The thing is, even when you narrow down a niche, you may have 75% of those types of clients, but you will get the other ones too that reach out to you. However, that 75% is good for a certain market because it helps you, uh, market. The other nonprofits or grant requests that may fall a bit outside of your niche are still welcome 😊.

You might be a Generalist if you love working with nonprofits that are varied, in different states, and have a variety of projects. You love a challenge! You love learning about the latest trends and projects going on all over the world and are at your best when you can learn about new projects.

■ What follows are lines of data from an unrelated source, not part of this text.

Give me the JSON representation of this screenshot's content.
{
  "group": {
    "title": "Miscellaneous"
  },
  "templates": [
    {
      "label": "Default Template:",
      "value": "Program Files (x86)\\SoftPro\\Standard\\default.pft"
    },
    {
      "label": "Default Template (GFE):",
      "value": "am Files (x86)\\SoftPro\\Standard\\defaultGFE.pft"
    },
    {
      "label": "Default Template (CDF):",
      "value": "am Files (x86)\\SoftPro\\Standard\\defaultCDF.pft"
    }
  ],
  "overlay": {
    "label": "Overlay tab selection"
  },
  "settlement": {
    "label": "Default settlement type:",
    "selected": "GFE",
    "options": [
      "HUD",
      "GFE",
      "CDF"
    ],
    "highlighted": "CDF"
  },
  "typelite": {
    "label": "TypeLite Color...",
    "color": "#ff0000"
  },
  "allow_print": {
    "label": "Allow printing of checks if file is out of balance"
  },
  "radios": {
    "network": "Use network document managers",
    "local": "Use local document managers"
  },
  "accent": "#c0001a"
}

You might be a Specialist if you absolutely are passionate about working for a specific cause. Maybe you were in a nonprofit that served at-risk youth and you want to continue to serve other nonprofits that have this same specific cause. You want to focus most of your grant writing on writing to specific federal and founding funding sources that fund at-risk youth projects. Maybe your passion stems from being an at-risk youth yourself and you want to become part of that movement. This is a topic that you never get tired of talking about.

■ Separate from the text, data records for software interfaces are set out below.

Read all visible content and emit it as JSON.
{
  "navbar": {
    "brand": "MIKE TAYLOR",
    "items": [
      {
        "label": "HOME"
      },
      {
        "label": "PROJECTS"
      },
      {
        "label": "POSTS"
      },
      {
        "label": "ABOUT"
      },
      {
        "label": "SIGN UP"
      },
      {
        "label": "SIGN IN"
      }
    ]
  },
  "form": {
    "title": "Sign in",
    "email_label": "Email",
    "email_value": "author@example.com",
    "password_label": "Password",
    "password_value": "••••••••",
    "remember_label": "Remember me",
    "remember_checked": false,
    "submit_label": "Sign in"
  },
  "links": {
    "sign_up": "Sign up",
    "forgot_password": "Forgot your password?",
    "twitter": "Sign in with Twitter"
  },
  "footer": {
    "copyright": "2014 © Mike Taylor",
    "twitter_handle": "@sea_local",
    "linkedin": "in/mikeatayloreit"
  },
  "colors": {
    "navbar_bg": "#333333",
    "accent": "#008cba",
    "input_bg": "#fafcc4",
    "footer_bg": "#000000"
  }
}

Specialist in Certain Nonprofit Mission Areas

For example, here are certain nonprofit missions that you may want to work with and become a specialist in:

  • Education
  • Substance Abuse & Recovery
  • Civil Rights
  • Marine Animals
  • Senior Citizen Programs
  • Youth Programs
  • Climate Change
  • Gender Equality
  • Faith-based programs
  • Stray Animals and Animal Shelters/Health

Specialist in Certain Grants

On the other hand, you might want to specialize in certain grants instead of certain missions:

  • Federal grants (education grants, a certain grant program, etc.)
  • Foundation grants (Bill & Melinda Gates Foundation, Ford Foundation, etc.)

Specialist in Services You Offer Nonprofits

The other type of service you can specialize in is the specific types of services you as a freelance grant writer want to provide (i.e.):

  • Grant writing
  • Grant research
  • Grants management
  • Board Training
  • Nonprofit Set-up
  • Donor development
  • Fundraising, etc.

So now that you listed what type of nonprofit sounds most attractive to work with, list what type of nonprofit mission you want to support, what type of grants you want to write, and what types of services you want to provide.

As I mentioned, what you put down might be 75% of what you do, but it does really help to get this focus.

For example, if before reading this article you just knew you wanted to write grants for nonprofits but didn’t know where to start now you can see there is a strategy in place to make this a reality.

Now, you might realize you really want to work with expanding monkey nonprofits in the area of education and health and want to focus on writing federal grants and doing grant research. So, don’t you think that would help you start a list of nonprofits to reach out to? Heck, you might even include a book in your logo or something that represents education and/or health. Plus, now you could start researching education and health grants and study them, so you know them inside and out. This will help you win more grants by being focused and also help more and more of those types of clients to come to you. After all, you speak their language.


  • Identify what type of nonprofit you want to work with and why (Cash Cow, Expanding Monkey, Pup)
  • Write down if you are more prone to being a generalist or specialist
  • Write down what types of nonprofit missions resonate with you
  • Write down what types of grants you are most interested in writing
  • Write down what types of services sound most appealing

Also, please share some love and leave a review on iTunes! This really helps other people find the podcast and get the grant writing resources they need.

I hope you all have an awesome week!